Ron Greenwood is probably above reproach because he did halfokay in '82 and - if I have my facts straight - never really wanted the job, but only stayed at it as a favour, but he didn't exactly set the world on fire did he? I don't think we qualified for Euro '80 or '84. Again, fast forward to the present and this would've been enough to cost him his job (I'm not certain he was in charge in '80, but I think he was).

So this is a bit of a minefield really. I've got a couple of books on the subject at home that have a similar list, will see what they say when I get back. Always a good subject though!


Chopper said...

Actually I really disliked Greenwood at the time but decided against including him because of his qualification record. Couldn't vote for Robson now, the man's a Fulham legend. I think Sven deserve's his place for wasting the talent he had available. Keegan beat's him due to his passion for the country and knowing when it was time to quit. I've probably not made it clear before but these are not supposed to be definitive top 5's, I don't expect everyone to agree with them. They're my top 5's and as such can never be wrong ;-). Cheers for checking by though Rich.

Anonymous said...

he he, fair enough.

I noticed you've just read a Jim Thompson book. I haven't read that one but am a big fan. Creepy stuff, no?

Chopper said...

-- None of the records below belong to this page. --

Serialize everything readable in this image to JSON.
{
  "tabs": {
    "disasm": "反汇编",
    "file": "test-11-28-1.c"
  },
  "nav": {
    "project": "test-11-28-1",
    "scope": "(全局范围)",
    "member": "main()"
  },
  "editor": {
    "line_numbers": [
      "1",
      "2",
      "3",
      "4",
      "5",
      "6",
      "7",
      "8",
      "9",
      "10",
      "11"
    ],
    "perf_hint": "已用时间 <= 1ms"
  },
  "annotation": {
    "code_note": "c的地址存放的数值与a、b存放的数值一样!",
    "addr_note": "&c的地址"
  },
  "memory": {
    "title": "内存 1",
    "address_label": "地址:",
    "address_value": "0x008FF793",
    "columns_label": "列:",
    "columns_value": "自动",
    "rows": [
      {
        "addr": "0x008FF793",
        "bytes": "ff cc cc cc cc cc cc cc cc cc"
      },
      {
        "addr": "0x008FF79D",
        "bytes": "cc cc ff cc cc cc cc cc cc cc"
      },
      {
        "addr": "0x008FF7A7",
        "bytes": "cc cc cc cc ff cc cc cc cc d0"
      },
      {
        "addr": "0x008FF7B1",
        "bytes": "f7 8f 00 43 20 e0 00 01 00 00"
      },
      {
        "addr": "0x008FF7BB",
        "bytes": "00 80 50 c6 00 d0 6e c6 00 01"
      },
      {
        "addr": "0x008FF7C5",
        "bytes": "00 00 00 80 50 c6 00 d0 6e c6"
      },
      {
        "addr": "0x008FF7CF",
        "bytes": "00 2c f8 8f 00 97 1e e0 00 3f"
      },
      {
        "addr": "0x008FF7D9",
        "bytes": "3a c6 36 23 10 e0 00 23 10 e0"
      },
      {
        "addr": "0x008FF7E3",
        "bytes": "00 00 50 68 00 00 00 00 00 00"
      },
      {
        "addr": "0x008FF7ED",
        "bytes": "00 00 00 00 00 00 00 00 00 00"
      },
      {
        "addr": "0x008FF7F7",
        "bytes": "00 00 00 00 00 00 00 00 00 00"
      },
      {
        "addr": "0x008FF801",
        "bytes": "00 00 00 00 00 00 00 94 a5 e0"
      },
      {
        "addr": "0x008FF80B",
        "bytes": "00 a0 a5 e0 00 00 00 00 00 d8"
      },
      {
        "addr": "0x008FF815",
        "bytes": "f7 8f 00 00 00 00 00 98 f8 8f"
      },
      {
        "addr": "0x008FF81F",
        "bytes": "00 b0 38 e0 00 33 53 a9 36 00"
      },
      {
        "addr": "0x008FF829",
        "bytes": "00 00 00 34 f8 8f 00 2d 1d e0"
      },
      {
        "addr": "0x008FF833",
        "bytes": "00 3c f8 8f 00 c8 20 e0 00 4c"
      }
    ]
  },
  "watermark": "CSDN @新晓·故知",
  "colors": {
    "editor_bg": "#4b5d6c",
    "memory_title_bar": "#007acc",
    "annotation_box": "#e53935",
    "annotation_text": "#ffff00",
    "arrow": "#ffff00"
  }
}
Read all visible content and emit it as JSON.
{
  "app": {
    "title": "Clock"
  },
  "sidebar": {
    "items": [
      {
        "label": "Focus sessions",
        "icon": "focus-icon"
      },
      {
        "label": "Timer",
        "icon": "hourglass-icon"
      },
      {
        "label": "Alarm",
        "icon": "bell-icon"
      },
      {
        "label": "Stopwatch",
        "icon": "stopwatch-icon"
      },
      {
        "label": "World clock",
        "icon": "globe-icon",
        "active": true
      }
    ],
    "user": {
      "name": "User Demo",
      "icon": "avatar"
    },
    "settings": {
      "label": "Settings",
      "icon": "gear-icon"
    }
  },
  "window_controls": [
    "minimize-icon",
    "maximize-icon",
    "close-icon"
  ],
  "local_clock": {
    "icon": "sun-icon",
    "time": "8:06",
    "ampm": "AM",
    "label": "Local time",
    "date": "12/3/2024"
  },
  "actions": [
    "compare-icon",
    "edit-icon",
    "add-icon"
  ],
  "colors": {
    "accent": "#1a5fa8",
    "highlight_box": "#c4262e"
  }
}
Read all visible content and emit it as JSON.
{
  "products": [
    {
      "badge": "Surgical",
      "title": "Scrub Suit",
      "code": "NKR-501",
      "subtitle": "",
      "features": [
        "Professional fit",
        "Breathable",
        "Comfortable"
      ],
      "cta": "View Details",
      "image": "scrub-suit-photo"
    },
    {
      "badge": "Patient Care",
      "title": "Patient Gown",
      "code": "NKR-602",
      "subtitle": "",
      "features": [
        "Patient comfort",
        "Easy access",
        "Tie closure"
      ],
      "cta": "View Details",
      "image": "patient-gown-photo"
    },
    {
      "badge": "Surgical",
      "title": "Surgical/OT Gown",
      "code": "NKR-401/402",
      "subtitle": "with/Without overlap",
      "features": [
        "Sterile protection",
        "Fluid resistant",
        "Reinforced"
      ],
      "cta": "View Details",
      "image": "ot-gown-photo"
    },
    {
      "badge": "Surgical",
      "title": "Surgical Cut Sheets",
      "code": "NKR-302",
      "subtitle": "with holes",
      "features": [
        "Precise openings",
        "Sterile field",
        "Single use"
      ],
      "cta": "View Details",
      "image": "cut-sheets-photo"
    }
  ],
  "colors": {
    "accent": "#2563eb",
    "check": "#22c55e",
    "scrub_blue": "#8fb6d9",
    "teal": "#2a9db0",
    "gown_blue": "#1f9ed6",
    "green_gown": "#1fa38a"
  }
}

Jim Thompson is an incredible writer love nearly everything I've read. The two omnibuses that Picador published have all his best work in - truly searing crime fiction. His stuff's pretty hard to come by though, that book I just read I got of ebay with another 3 books.

Anonymous said...

He and Patricia Highsmith (Ripley,etc) are about the best I know of at doing 'guilty suspense'. I've a biography of him to read at some point too, but it's been on the shelves for a while. I'll get there in the end.

Chopper said...

I've not heard of Highsmith at all. Will have to check her out. Have read some Tim Willocks who is hugely influenced by Thompson but also writes some good stuff.

Anonymous said...

as in The Talented Mr Ripley. She wrote that and others. All her books are pretty much the same, but there's such an impending doom vibe about them it's just frightening to read.

Chopper said...

Ah. Nice one. I'll try and check her out. Just read the Wikipedia biog on her and looks quite interesting. Cheers.